The bird-dropping spider is also called the orchard spider since it’s often seen on fruit trees where its main source of food, moths, is abundant.
Crab Spider’s Physical Appearance
Most crab spiders are roughly 12 mm in body length with brown or grey bodies, eight legs, small fangs, and eight eyes. Their bodies are usually flat, short, wide, and bilaterally symmetric, and their two front legs are longer and bigger than their back ones. To move, the spiders use their back legs while their front pair is held open to capture their victims.
Males and females of a crab spider exhibit different types of sexual dimorphism, including size and color. Crab spiders often have smaller males than females, and some crab spider types have different colors between male and female members.
Crab Spider’s Behavior
Unlike other species of spiders, crab spiders don’t build webs. Instead, these insects wait for their prey in hiding, often via camouflage. A crab spider is not a social animal; it often lives alone and hunts alone.

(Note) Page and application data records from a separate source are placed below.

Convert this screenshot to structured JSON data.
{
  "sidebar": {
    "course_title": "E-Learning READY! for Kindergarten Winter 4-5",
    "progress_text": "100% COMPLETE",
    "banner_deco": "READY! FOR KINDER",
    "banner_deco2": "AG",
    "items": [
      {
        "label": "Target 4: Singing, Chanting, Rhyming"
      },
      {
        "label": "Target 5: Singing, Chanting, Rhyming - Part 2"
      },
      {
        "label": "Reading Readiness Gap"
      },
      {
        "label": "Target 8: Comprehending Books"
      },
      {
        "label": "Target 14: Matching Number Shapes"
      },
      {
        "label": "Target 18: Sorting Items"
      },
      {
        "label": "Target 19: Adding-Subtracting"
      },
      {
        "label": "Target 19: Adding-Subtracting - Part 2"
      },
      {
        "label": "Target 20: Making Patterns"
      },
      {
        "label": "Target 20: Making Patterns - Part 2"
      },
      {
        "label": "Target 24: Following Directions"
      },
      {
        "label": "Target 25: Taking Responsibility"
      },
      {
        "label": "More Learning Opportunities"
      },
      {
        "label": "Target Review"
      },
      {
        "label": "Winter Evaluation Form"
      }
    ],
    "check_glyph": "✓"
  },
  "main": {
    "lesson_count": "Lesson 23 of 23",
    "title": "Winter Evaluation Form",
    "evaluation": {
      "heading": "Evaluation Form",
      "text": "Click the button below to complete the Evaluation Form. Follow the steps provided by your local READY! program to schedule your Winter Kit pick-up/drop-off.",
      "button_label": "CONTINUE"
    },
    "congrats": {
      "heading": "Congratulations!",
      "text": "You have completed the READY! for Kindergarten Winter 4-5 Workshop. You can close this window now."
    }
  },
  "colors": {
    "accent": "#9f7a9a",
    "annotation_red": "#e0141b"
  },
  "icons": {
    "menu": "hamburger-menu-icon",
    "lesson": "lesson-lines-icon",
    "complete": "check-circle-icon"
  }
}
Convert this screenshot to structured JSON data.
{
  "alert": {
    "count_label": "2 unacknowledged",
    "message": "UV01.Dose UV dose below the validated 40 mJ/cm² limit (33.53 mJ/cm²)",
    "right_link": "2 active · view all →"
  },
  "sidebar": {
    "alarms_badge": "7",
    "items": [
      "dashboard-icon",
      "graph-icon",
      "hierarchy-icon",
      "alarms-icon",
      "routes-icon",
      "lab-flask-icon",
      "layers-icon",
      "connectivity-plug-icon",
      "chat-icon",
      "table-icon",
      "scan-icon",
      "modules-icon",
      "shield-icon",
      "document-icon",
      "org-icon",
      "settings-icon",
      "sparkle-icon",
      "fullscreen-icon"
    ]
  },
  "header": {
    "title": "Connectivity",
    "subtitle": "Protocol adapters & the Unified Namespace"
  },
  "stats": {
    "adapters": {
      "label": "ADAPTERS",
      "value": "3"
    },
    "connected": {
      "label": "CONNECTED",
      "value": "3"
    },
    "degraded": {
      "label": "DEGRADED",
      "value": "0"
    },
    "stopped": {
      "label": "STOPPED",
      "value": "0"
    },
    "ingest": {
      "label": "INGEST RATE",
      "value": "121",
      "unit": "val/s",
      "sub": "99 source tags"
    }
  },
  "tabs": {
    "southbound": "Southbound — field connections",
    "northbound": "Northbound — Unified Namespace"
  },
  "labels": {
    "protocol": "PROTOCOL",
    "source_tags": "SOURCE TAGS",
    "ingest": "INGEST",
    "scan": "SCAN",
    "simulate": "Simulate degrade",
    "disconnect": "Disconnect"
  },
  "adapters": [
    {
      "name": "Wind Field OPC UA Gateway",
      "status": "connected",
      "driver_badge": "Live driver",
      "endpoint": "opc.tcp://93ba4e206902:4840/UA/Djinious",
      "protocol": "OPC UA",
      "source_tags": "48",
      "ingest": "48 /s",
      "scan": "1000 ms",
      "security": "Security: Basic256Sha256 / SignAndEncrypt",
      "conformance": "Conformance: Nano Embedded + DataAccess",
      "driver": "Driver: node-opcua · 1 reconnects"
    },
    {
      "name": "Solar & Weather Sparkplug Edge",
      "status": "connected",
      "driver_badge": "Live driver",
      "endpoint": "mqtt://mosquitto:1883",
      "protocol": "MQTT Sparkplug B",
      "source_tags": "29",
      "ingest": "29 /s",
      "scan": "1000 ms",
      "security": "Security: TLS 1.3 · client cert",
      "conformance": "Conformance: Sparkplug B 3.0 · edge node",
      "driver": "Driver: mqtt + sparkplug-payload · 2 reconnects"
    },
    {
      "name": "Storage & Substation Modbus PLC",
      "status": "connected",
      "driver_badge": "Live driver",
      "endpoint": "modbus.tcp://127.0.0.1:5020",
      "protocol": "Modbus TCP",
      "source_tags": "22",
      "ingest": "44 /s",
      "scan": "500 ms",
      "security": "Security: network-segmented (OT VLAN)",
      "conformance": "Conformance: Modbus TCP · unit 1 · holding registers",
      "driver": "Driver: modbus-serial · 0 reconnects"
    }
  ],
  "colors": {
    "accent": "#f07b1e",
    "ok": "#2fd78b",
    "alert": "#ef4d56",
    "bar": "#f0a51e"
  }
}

While a crab spider ambush predator sits, hides, and waits for its prey, other crab spider species go out to capture it.
Crab spiders are diurnal, meaning they’re active during the day. Also, crab spiders can’t survive in extremely cold or hot environments despite being ectothermic.
How Do Crab Spiders Breed?
A few weeks after mating, the female crab spider lays eggs into two joined silk egg sacs and stays nearby to protect the eggs. The hatched spiderlings look exactly like the adults but are smaller. Before the small spiders become mature and fertile, the spiderlings undergo multiple shedding cycles, where they shed their exoskeletons and get new ones.
What Do Crab Spiders Eat?
Crab spiders feed on plants and leaf litter and the invertebrates that live in them. In addition, they capture insects and insect pests like mites, which is why they’re of great help to farmers. Sometimes, these spiders feed on beneficial insects, such as the honeybee, but that isn’t usually a problem.
Are Crab Spiders Venomous?
Many spiders of the crab type have small venom-bearing fangs to capture and paralyze their prey. However, crab spiders aren’t aggressive and won’t poison humans despite being venomous. Their small fangs are usually too small to puncture human skin, but the fangs of a giant crab spider can break that skin barrier.
Crab spider bites can be painful but won’t leave any lasting effects; the swelling often subsides within a few hours.
How Do Crab Spiders Defend Themselves?
The most common threats to crab spiders include ants, lizards, shrews, birds, wasps, and other spiders. For their defense mechanism, crab spiders often resort to camouflage. However, if the predator is an invertebrate, the crab spider can bite.
To sum up, crab spiders are spiders that exhibit crab-like features. They often are ambush predators and feed on flowering plants, insects, and pests. These arachnids usually live outside and pose no significant threat to humans.